The Atlantic LNG trade has developed differently than the Pacific trade. Until last decade, the regions were completely separated, with no common LNG suppliers. The regions have begun to converge as Qatar, and to a lesser extent, Oman, have begun to supply both markets. The growth of the spot and short-term markets has also encouraged markets to cooperate. However, there remains large price disparity between the markets which will likely continue until new large scale suppliers (such as the US) disrupt both markets with new pricing schemes and flexible supply.
The Atlantic basin is dominated by key European markets; UK, Spain, Italy, France and Belgium / Holland. LNG has been imported into Continental Europe since the mid 1970s, when France signed an agreement with Algeria. In the past few years, a majority of European countries with sea ports have built LNG terminals.

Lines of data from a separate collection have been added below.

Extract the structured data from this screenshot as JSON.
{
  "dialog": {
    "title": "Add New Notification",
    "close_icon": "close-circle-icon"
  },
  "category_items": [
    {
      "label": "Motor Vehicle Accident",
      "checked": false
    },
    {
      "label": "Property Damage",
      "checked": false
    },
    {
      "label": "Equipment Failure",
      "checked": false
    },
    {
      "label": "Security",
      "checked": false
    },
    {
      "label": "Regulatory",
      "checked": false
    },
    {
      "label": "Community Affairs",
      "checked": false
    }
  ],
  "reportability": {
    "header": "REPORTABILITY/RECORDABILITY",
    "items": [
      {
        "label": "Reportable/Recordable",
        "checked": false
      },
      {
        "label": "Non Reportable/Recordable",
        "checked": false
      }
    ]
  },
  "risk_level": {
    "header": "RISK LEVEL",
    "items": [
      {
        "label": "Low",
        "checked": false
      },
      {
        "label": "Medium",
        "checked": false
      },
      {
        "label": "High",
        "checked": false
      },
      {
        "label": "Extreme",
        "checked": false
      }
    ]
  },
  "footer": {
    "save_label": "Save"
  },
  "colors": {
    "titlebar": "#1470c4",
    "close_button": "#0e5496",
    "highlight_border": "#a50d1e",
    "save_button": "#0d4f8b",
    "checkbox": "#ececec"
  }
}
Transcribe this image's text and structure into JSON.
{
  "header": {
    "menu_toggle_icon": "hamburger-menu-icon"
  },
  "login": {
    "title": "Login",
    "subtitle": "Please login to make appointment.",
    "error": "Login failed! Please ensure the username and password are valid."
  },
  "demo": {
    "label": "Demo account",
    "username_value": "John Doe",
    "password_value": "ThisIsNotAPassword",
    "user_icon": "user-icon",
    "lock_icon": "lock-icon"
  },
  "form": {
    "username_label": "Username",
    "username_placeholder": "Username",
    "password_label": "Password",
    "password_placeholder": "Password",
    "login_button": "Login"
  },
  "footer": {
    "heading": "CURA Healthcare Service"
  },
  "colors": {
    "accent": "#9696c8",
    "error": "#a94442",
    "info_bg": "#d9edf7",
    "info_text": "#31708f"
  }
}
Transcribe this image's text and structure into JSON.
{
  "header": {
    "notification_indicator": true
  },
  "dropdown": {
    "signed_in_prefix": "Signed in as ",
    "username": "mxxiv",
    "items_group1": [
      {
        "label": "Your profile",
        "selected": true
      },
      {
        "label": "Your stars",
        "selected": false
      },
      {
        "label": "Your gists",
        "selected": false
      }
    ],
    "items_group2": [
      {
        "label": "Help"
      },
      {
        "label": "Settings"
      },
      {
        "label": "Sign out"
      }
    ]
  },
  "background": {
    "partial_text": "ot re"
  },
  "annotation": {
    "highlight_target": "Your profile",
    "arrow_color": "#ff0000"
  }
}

European pipeline trade from Russian and CIS is largely influenced by the German market; likewise the North African pipeline trade is under the control of French, Italian and Spanish interest. Gas from Norway is sold to both continental and UK markets.
The US import market was expected to be a significant LNG player - however, with the incredible growth of shale gas production since 2005, the US share of the world wide LNG trade is minimal - though the US continues to import large volumes of Canadian gas via pipelines. The likely prospect of North American LNG exports around 2016 onwards will, however, disrupt the global LNG trade and potentially cripple the LNG pricing formulas (sustainability of oil-price linkages ) and contract terms familiar with buyers today. If the US experience of shale gas is repeated in other regions, an unlikely prospect due to a variety of reasons, the global gas markets could be altered radically.
LNG Export Projects
The author has created an LNG Project Database that details key facts and data of approx. 90 LNG projects. This includes projects that are operational, under construction, under development and speculative projects. The database can be accessed by the LNGProjects iPhone/iPad app available on iTunes. Please click on the button below to download the app from iTunes.